But backup and recovery requirements for most HPC installations are inherently different from more traditional IT environments. And HPC data sets are often so enormous that moving them across networks to take advantage of cloud storage economics becomes less attractive and even prohibitive.
So, do hybrid cloud architectures fail to offer many benefits to HPC users? In fact, there is a rather common HPC challenge that’s ripe for hybrid cloud solutions – the peaks and valleys in demand for HPC resources, based on business/workflow requirements.
Most HPC facilities serve groups of users potentially working on multiple projects with differing business priorities. Situations occur where multiple users, projects, and applications all compete for resources – more resources than are available. These are instances where the magic of workload schedulers can really be appreciated. But an alternative to debating priorities and ultimately making certain users wait their turns, is to arrange for compute resources from the cloud.
Because of the batch processing nature of most HPC workloads, as opposed to the real-time analytics voraciously consumed by industries such as retail and financial services, leveraging compute resources from off-premises providers can actually become a very viable and attractive option – if you use the right tools.
This is where IBM Spectrum Computing enters your picture. Hybrid cloud may be powerful, but it’s not necessarily simple by nature. Cloud compute resources, unlike cloud storage, can be more expensive than on-premises resources. Security is always an issue. And you need to have apps that are cloud ready.
IBM Spectrum LSF Suites, a member of the IBM Spectrum Computing family of solutions, can help meet the range of needs an HPC environment faces, including hybrid cloud. For users, IBM Spectrum LSF Suites is all about simplification. For the infrastructure, it can help get the most from additional compute capacity available in the cloud during peaks in workloads.
IBM Spectrum LSF includes a capability known as resource connector that enables LSF clusters to borrow resources from supported cloud providers to satisfy pending workloads. The borrowed resources join the LSF cluster as hosts. When the resources become idle, LSF resource connector returns them to the resource provider.
Also, IBM Spectrum LSF automatically pre-stages data to the cloud before hosts are provisioned, significantly accelerating time to results.

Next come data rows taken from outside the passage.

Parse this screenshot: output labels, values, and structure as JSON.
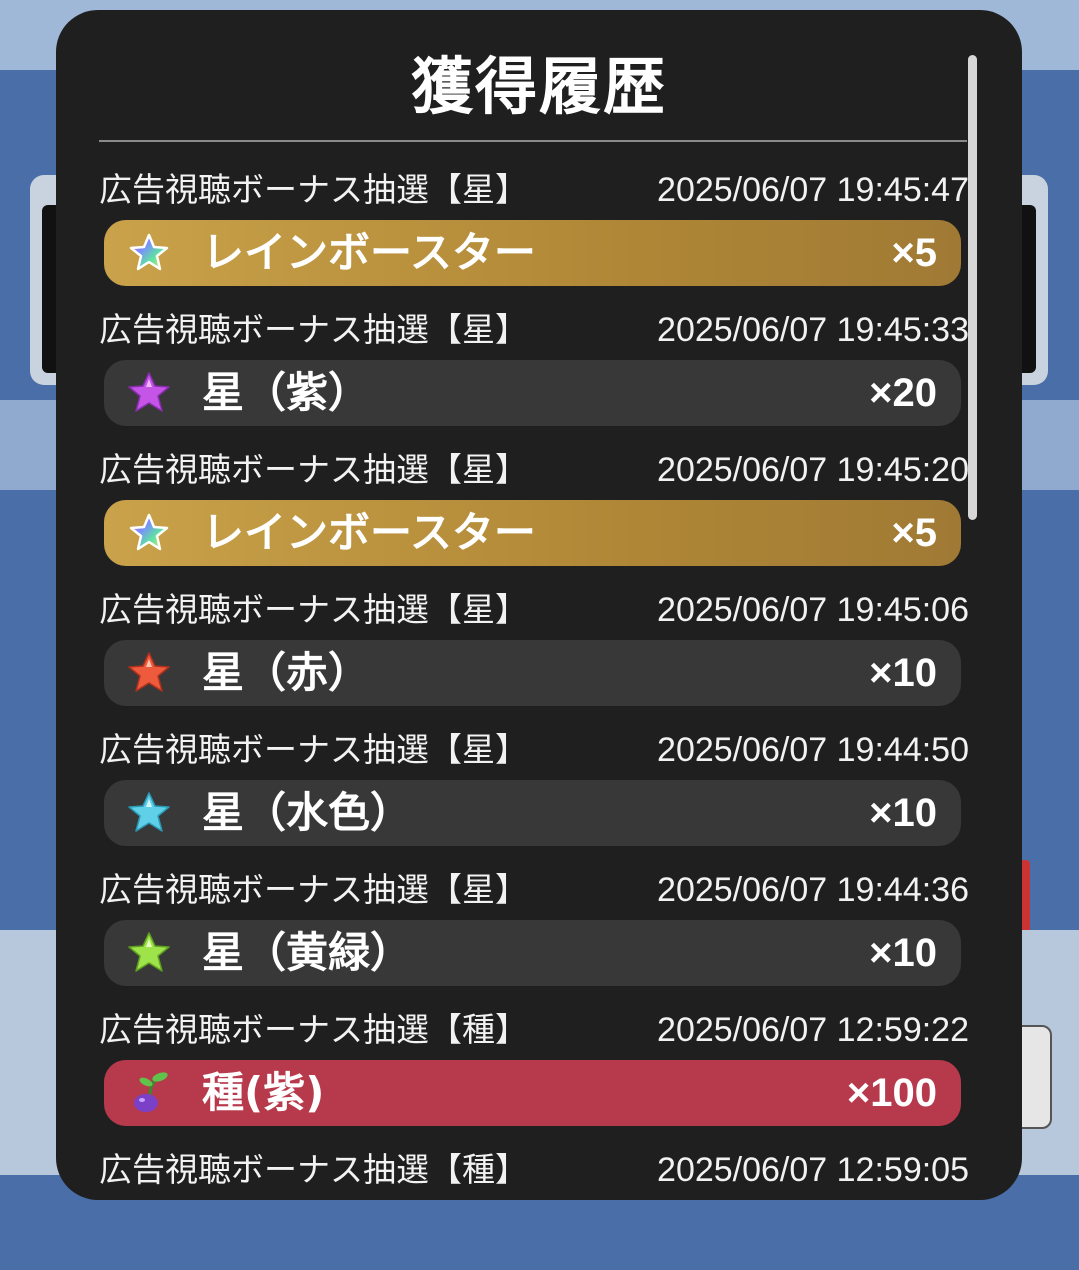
{
  "modal": {
    "title": "獲得履歴"
  },
  "entries": [
    {
      "source": "広告視聴ボーナス抽選【星】",
      "timestamp": "2025/06/07 19:45:47",
      "item": "レインボースター",
      "qty": "×5",
      "style": "gold",
      "icon": "rainbow-star-icon"
    },
    {
      "source": "広告視聴ボーナス抽選【星】",
      "timestamp": "2025/06/07 19:45:33",
      "item": "星（紫）",
      "qty": "×20",
      "style": "gray",
      "icon": "purple-star-icon"
    },
    {
      "source": "広告視聴ボーナス抽選【星】",
      "timestamp": "2025/06/07 19:45:20",
      "item": "レインボースター",
      "qty": "×5",
      "style": "gold",
      "icon": "rainbow-star-icon"
    },
    {
      "source": "広告視聴ボーナス抽選【星】",
      "timestamp": "2025/06/07 19:45:06",
      "item": "星（赤）",
      "qty": "×10",
      "style": "gray",
      "icon": "red-star-icon"
    },
    {
      "source": "広告視聴ボーナス抽選【星】",
      "timestamp": "2025/06/07 19:44:50",
      "item": "星（水色）",
      "qty": "×10",
      "style": "gray",
      "icon": "light-blue-star-icon"
    },
    {
      "source": "広告視聴ボーナス抽選【星】",
      "timestamp": "2025/06/07 19:44:36",
      "item": "星（黄緑）",
      "qty": "×10",
      "style": "gray",
      "icon": "yellow-green-star-icon"
    },
    {
      "source": "広告視聴ボーナス抽選【種】",
      "timestamp": "2025/06/07 12:59:22",
      "item": "種(紫)",
      "qty": "×100",
      "style": "red",
      "icon": "purple-seed-icon"
    },
    {
      "source": "広告視聴ボーナス抽選【種】",
      "timestamp": "2025/06/07 12:59:05",
      "item": "",
      "qty": "",
      "style": "gray",
      "icon": ""
    }
  ],
  "colors": {
    "gold": "#c9a24a",
    "gray": "#383838",
    "red": "#b73a4c",
    "modal_bg": "#1f1f1f"
  }
}
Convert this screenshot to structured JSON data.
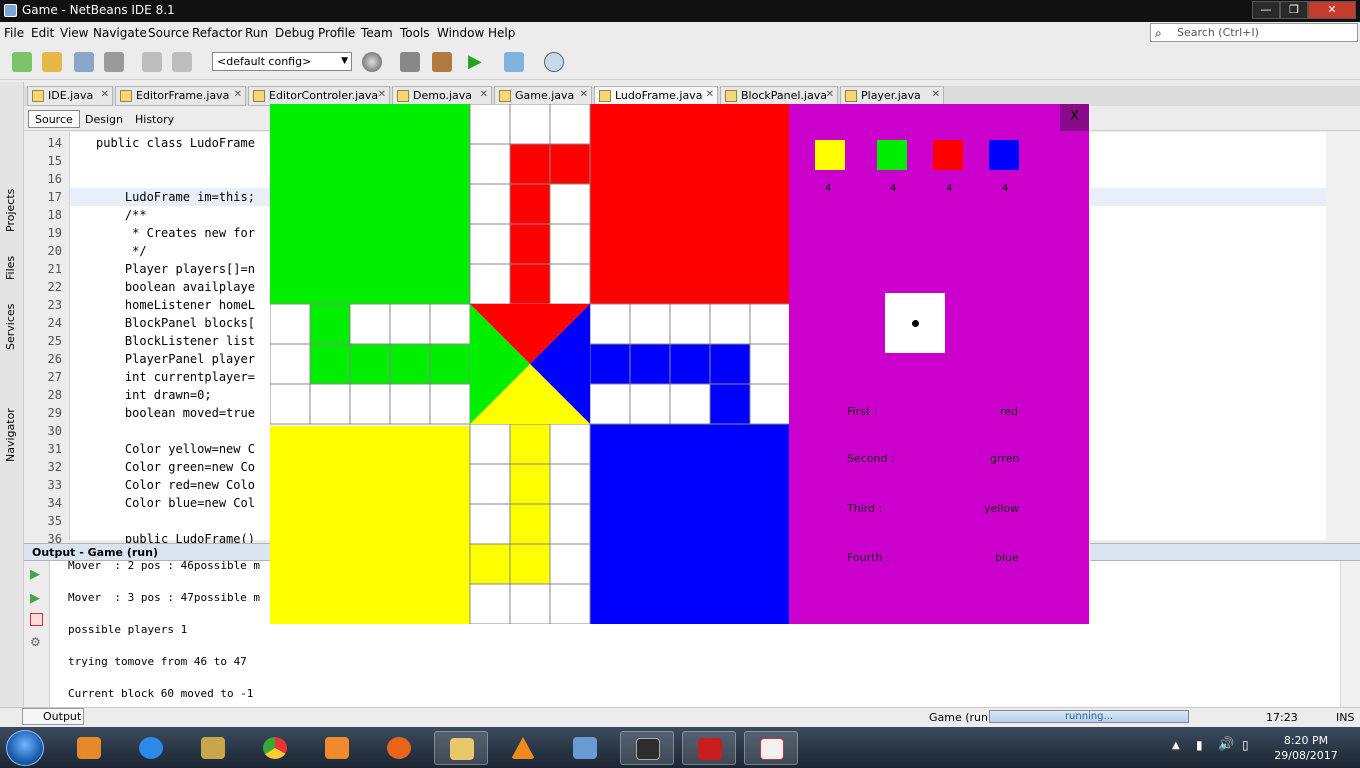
{
  "window": {
    "title": "Game - NetBeans IDE 8.1",
    "controls": [
      "—",
      "❐",
      "✕"
    ]
  },
  "menu": [
    "File",
    "Edit",
    "View",
    "Navigate",
    "Source",
    "Refactor",
    "Run",
    "Debug",
    "Profile",
    "Team",
    "Tools",
    "Window",
    "Help"
  ],
  "search": {
    "placeholder": "Search (Ctrl+I)"
  },
  "toolbar": {
    "config": "<default config>"
  },
  "left_rail": [
    "Projects",
    "Files",
    "Services",
    "Navigator"
  ],
  "editor_tabs": [
    "IDE.java",
    "EditorFrame.java",
    "EditorControler.java",
    "Demo.java",
    "Game.java",
    "LudoFrame.java",
    "BlockPanel.java",
    "Player.java"
  ],
  "active_tab": "LudoFrame.java",
  "view_tabs": [
    "Source",
    "Design",
    "History"
  ],
  "code_lines": [
    {
      "n": "14",
      "t": "public class LudoFrame"
    },
    {
      "n": "15",
      "t": ""
    },
    {
      "n": "16",
      "t": ""
    },
    {
      "n": "17",
      "t": "    LudoFrame im=this;"
    },
    {
      "n": "18",
      "t": "    /**"
    },
    {
      "n": "19",
      "t": "     * Creates new for"
    },
    {
      "n": "20",
      "t": "     */"
    },
    {
      "n": "21",
      "t": "    Player players[]=n"
    },
    {
      "n": "22",
      "t": "    boolean availplaye"
    },
    {
      "n": "23",
      "t": "    homeListener homeL"
    },
    {
      "n": "24",
      "t": "    BlockPanel blocks["
    },
    {
      "n": "25",
      "t": "    BlockListener list"
    },
    {
      "n": "26",
      "t": "    PlayerPanel player"
    },
    {
      "n": "27",
      "t": "    int currentplayer="
    },
    {
      "n": "28",
      "t": "    int drawn=0;"
    },
    {
      "n": "29",
      "t": "    boolean moved=true"
    },
    {
      "n": "30",
      "t": ""
    },
    {
      "n": "31",
      "t": "    Color yellow=new C"
    },
    {
      "n": "32",
      "t": "    Color green=new Co"
    },
    {
      "n": "33",
      "t": "    Color red=new Colo"
    },
    {
      "n": "34",
      "t": "    Color blue=new Col"
    },
    {
      "n": "35",
      "t": ""
    },
    {
      "n": "36",
      "t": "    public LudoFrame()"
    }
  ],
  "output": {
    "title": "Output - Game (run)",
    "lines": [
      "Mover  : 2 pos : 46possible m",
      "Mover  : 3 pos : 47possible m",
      "possible players 1",
      "trying tomove from 46 to 47",
      "Current block 60 moved to -1"
    ]
  },
  "status": {
    "output_tab": "Output",
    "run_label": "Game (run)",
    "progress_text": "running...",
    "position": "17:23",
    "mode": "INS"
  },
  "taskbar": {
    "time": "8:20 PM",
    "date": "29/08/2017"
  },
  "ludo": {
    "close_label": "X",
    "player_counts": [
      {
        "color": "#ffff00",
        "count": "4"
      },
      {
        "color": "#00ee00",
        "count": "4"
      },
      {
        "color": "#ff0000",
        "count": "4"
      },
      {
        "color": "#0000ff",
        "count": "4"
      }
    ],
    "ranking": [
      {
        "label": "First   :",
        "value": "red"
      },
      {
        "label": "Second :",
        "value": "grren"
      },
      {
        "label": "Third  :",
        "value": "yellow"
      },
      {
        "label": "Fourth :",
        "value": "blue"
      }
    ],
    "colors": {
      "green": "#00ee00",
      "red": "#ff0000",
      "yellow": "#ffff00",
      "blue": "#0000ff",
      "panel": "#cc00cc"
    }
  }
}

And LSF actually caches data in the cloud to avoid repeatedly moving the same files.
Governed by limit and growth policies that you set, your cluster dynamically grows and shrinks in response to demand, so you can minimize the use of the expensive cloud resources. This is HPC hybrid cloud made simple and cost effective.
Hybrid cloud solutions can offer real benefits to HPC facilities, even if not the same ones valued by other types of computing environments. What is the same is how hybrid cloud is quickly dissolving the boundaries between local and remote, limited and limitless, the unimaginable and the very real.
 Growing up hybrid: Accelerating digital transformation, IBM Center for Applied Insights, 2016 https://www-01.ibm.com/common/ssi/cgi-bin/ssialias?subtype=WH&infotype=SA&htmlfid=GMW14087USEN&attachment=GMW14087USEN.PDF